Element data from apps and pages

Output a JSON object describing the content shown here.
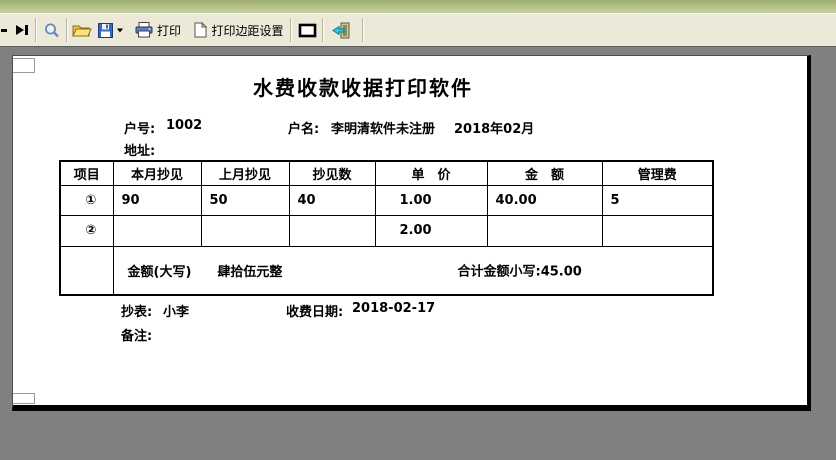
{
  "toolbar": {
    "print_label": "打印",
    "margin_label": "打印边距设置",
    "icons": {
      "prev_fragment": "prev-page-fragment",
      "last_page": "play-to-bar",
      "zoom": "magnifier",
      "open": "folder-open",
      "save": "floppy-disk",
      "save_dropdown": "caret-down",
      "print": "printer",
      "margin": "document-page",
      "page_border": "square-outline",
      "exit": "door-with-arrow"
    }
  },
  "doc": {
    "title": "水费收款收据打印软件",
    "fields": {
      "account_label": "户号:",
      "account": "1002",
      "name_label": "户名:",
      "name": "李明清软件未注册",
      "period": "2018年02月",
      "address_label": "地址:",
      "address": "",
      "reader_label": "抄表:",
      "reader": "小李",
      "date_label": "收费日期:",
      "date": "2018-02-17",
      "remark_label": "备注:",
      "remark": ""
    },
    "table": {
      "headers": [
        "项目",
        "本月抄见",
        "上月抄见",
        "抄见数",
        "单　价",
        "金　额",
        "管理费"
      ],
      "rows": [
        [
          "①",
          "90",
          "50",
          "40",
          "1.00",
          "40.00",
          "5"
        ],
        [
          "②",
          "",
          "",
          "",
          "2.00",
          "",
          ""
        ]
      ],
      "summary": {
        "amount_words_label": "金额(大写)",
        "amount_words": "肆拾伍元整",
        "total_label": "合计金额小写:",
        "total": "45.00"
      }
    }
  },
  "colors": {
    "top_band_dark": "#9fae72",
    "top_band_light": "#c9d2a2",
    "toolbar_bg": "#ece9d8",
    "preview_bg": "#808080",
    "page_bg": "#ffffff",
    "page_shadow": "#000000",
    "text": "#000000"
  }
}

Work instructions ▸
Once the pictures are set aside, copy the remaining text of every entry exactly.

Response below ▸
Output a JSON object describing the content shown here.
{
  "toolbar": {
    "print_label": "打印",
    "margin_label": "打印边距设置",
    "icons": {
      "prev_fragment": "prev-page-fragment",
      "last_page": "play-to-bar",
      "zoom": "magnifier",
      "open": "folder-open",
      "save": "floppy-disk",
      "save_dropdown": "caret-down",
      "print": "printer",
      "margin": "document-page",
      "page_border": "square-outline",
      "exit": "door-with-arrow"
    }
  },
  "doc": {
    "title": "水费收款收据打印软件",
    "fields": {
      "account_label": "户号:",
      "account": "1002",
      "name_label": "户名:",
      "name": "李明清软件未注册",
      "period": "2018年02月",
      "address_label": "地址:",
      "address": "",
      "reader_label": "抄表:",
      "reader": "小李",
      "date_label": "收费日期:",
      "date": "2018-02-17",
      "remark_label": "备注:",
      "remark": ""
    },
    "table": {
      "headers": [
        "项目",
        "本月抄见",
        "上月抄见",
        "抄见数",
        "单　价",
        "金　额",
        "管理费"
      ],
      "rows": [
        [
          "①",
          "90",
          "50",
          "40",
          "1.00",
          "40.00",
          "5"
        ],
        [
          "②",
          "",
          "",
          "",
          "2.00",
          "",
          ""
        ]
      ],
      "summary": {
        "amount_words_label": "金额(大写)",
        "amount_words": "肆拾伍元整",
        "total_label": "合计金额小写:",
        "total": "45.00"
      }
    }
  },
  "colors": {
    "top_band_dark": "#9fae72",
    "top_band_light": "#c9d2a2",
    "toolbar_bg": "#ece9d8",
    "preview_bg": "#808080",
    "page_bg": "#ffffff",
    "page_shadow": "#000000",
    "text": "#000000"
  }
}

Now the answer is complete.